The Elon University junior will participate in the Television Academy Foundation program, fondly dubbed the “Emmy’s internship,” this summer.
Jordan Young ’22 recently received a voice message from the Television Academy. And while the message delivered good news, Young said she still called back to confirm. Hours later, she knew for certain that she had been accepted into the Television Academy’s “Star Trek” Command Training Program, a highly prestigious internship with a less than 2 percent acceptance rate. As an intern, Young will work on different aspects of production related to the “Star Trek” franchise.
“I was super excited, I was super ecstatic. I called my parents,” the cinema and television arts BFA major and Honors Fellow said. “I was over the moon about it.”
CBS Studios and the Television Academy Foundation partnered to offer the “Star Trek” internships and fellowships as part of the foundation’s education initiatives. Open to undergraduate and graduate students across the country, the “Star Trek” Command Training Program champions the core values of inclusion, access and opportunity.
The internship provides paid remote opportunities on a “Star Trek” series and student participants receive a 360-degree immersion in the production process of the “Star Trek” Universe. Selected interns will be actively engaged in writers’ rooms, wardrobe design, on-set production, animation and post-production on Los Angeles-based programs.
As a “Star Trek” and science fiction fan, Young said she is excited to learn more about the specific genre “Star Trek” falls into, as well as how diversity and inclusion factors into the franchise.
“I want to learn more about diversity and representation in Hollywood, and how that works within ‘Star Trek’ specifically, but I think it can probably be applied, broader, just to the general television industry as well,” Young said.
Associate Professor Rachel Raimist, who serves as the academic director of the Elon in Los Angeles program, mentored Young and first mentioned the program during her Winter Term course, “The Push for Diversity, Equity and Inclusion in Hollywood.” The program is fondly dubbed the “Emmy’s internship” because, when the internship is held face-to-face, the students often hold an Emmy on their first day, Raimist explained.
Raimist has mentored previous interns before, and she said she is excited for Young to gain insight into the craft and industry through the experience.
“I believe that in addition to her passion and talent for this area of industry, Jordan works incredibly hard – but the entertainment industry is notoriously challenging to break into,” Raimist said. “This internship will expose her to professionals who would likely be people who would give her her first industry job or refer her to others – which is how much of hiring in Hollywood happens.”
Associate Professor Doug Kass, who serves as Young’s academic adviser, said he was not surprised when she expressed interest in the “Star Trek” program. As a student in his screenwriting class, Young’s work veered toward the supernatural, science fiction and surreal. Kass said internships are what students make of them, and he said he had no doubt Young’s experience with the program would be valuable.

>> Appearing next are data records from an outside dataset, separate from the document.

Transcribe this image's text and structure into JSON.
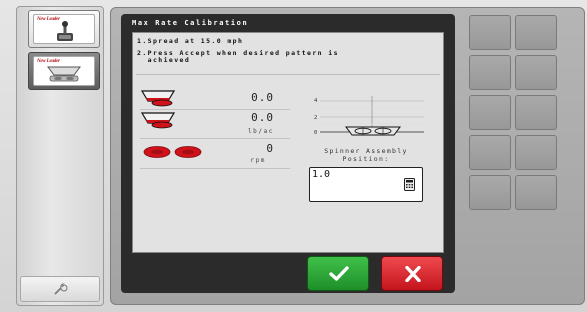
{
  "app": {
    "brand_1": "New Leader",
    "brand_2": "New Leader"
  },
  "dialog": {
    "title": "Max Rate Calibration",
    "instructions": [
      "1.Spread at 15.0 mph",
      "2.Press Accept when desired pattern is",
      "  achieved"
    ],
    "bin_1_value": "0.0",
    "bin_2_value": "0.0",
    "rate_unit": "lb/ac",
    "spinner_value": "0",
    "spinner_unit": "rpm",
    "gauge_labels": [
      "4",
      "2",
      "0"
    ],
    "spinner_position_caption_1": "Spinner Assembly",
    "spinner_position_caption_2": "Position:",
    "spinner_position_value": "1.0"
  },
  "icons": {
    "bin": "hopper-icon",
    "spinners": "spinner-discs-icon",
    "calculator": "calculator-icon",
    "accept": "checkmark-icon",
    "cancel": "x-icon",
    "settings": "wrench-icon",
    "joystick": "joystick-icon"
  },
  "colors": {
    "accept": "#2ea83a",
    "cancel": "#d92128",
    "spinner_red": "#d0121a",
    "frame": "#2b2b2b"
  }
}
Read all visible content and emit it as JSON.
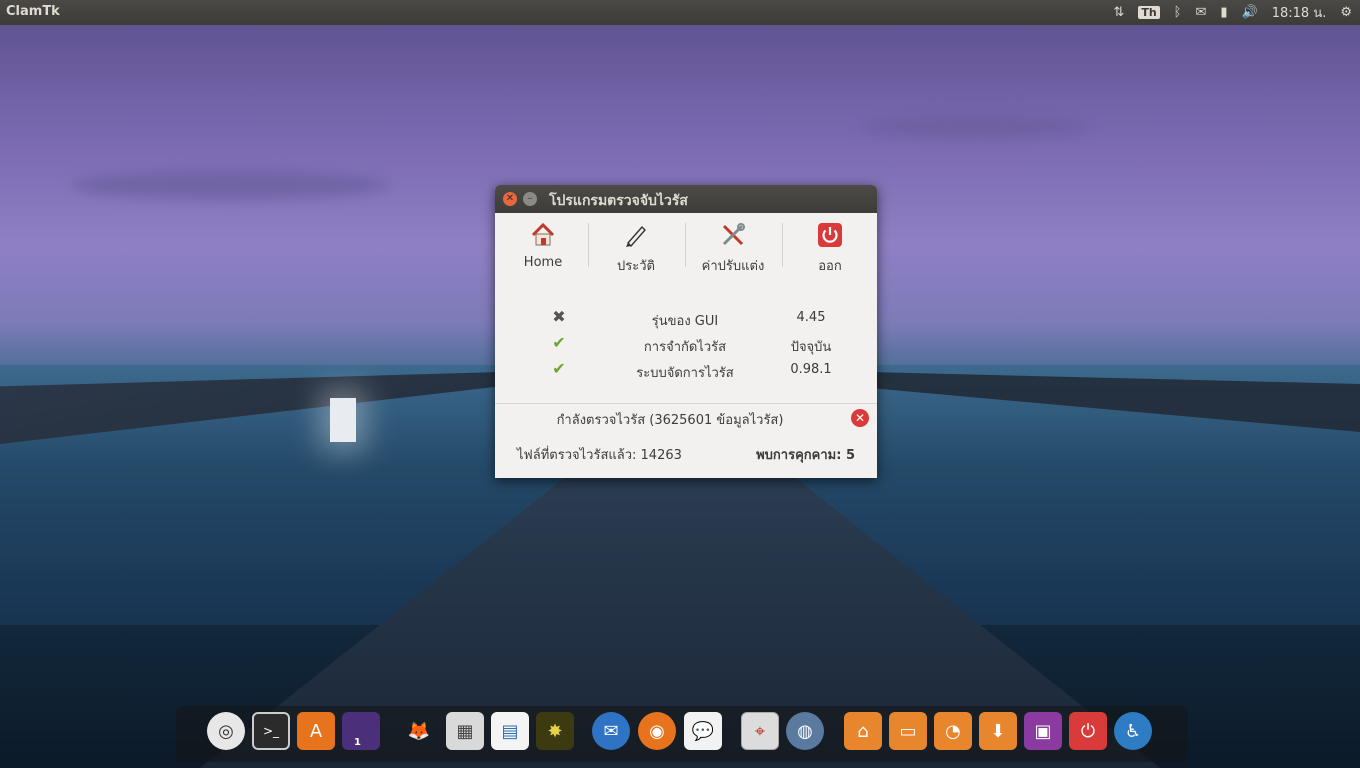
{
  "panel": {
    "app_title": "ClamTk",
    "keyboard": "Th",
    "clock": "18:18 น.",
    "icons": [
      "network-icon",
      "keyboard-icon",
      "bluetooth-icon",
      "mail-icon",
      "battery-icon",
      "volume-icon",
      "session-gear-icon"
    ]
  },
  "window": {
    "title": "โปรแกรมตรวจจับไวรัส",
    "toolbar": {
      "home": "Home",
      "history": "ประวัติ",
      "settings": "ค่าปรับแต่ง",
      "quit": "ออก"
    },
    "info": [
      {
        "status": "error",
        "name": "รุ่นของ GUI",
        "value": "4.45"
      },
      {
        "status": "ok",
        "name": "การจำกัดไวรัส",
        "value": "ปัจจุบัน"
      },
      {
        "status": "ok",
        "name": "ระบบจัดการไวรัส",
        "value": "0.98.1"
      }
    ],
    "scan_status": "กำลังตรวจไวรัส (3625601 ข้อมูลไวรัส)",
    "files_scanned": "ไฟล์ที่ตรวจไวรัสแล้ว: 14263",
    "threats_found": "พบการคุกคาม: 5"
  },
  "dock": {
    "workspace_badge": "1",
    "items": [
      "ubuntu-logo-icon",
      "terminal-icon",
      "software-center-icon",
      "workspace-switcher-icon",
      "gimp-icon",
      "calculator-icon",
      "writer-icon",
      "image-viewer-icon",
      "thunderbird-icon",
      "firefox-icon",
      "chat-icon",
      "clamtk-icon",
      "chromium-icon",
      "home-folder-icon",
      "documents-folder-icon",
      "recent-folder-icon",
      "downloads-folder-icon",
      "app-icon",
      "shutdown-icon",
      "accessibility-icon"
    ]
  },
  "colors": {
    "accent_orange": "#e9673f",
    "panel": "#3c3b37",
    "window_bg": "#f2f1f0"
  }
}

“She is going to get everything she possibly can from this opportunity and, at the end of it, she’s going to have a great first-hand experience in the business, and some very valuable contacts who will be impressed by her talent and what she brings to the table,” Kass said.
As part of the program, interns will also receive weekly online evening professional development, including panels with television industry leaders, customized seminars on building a brand and navigating the job market ahead, and access to foundation alumni.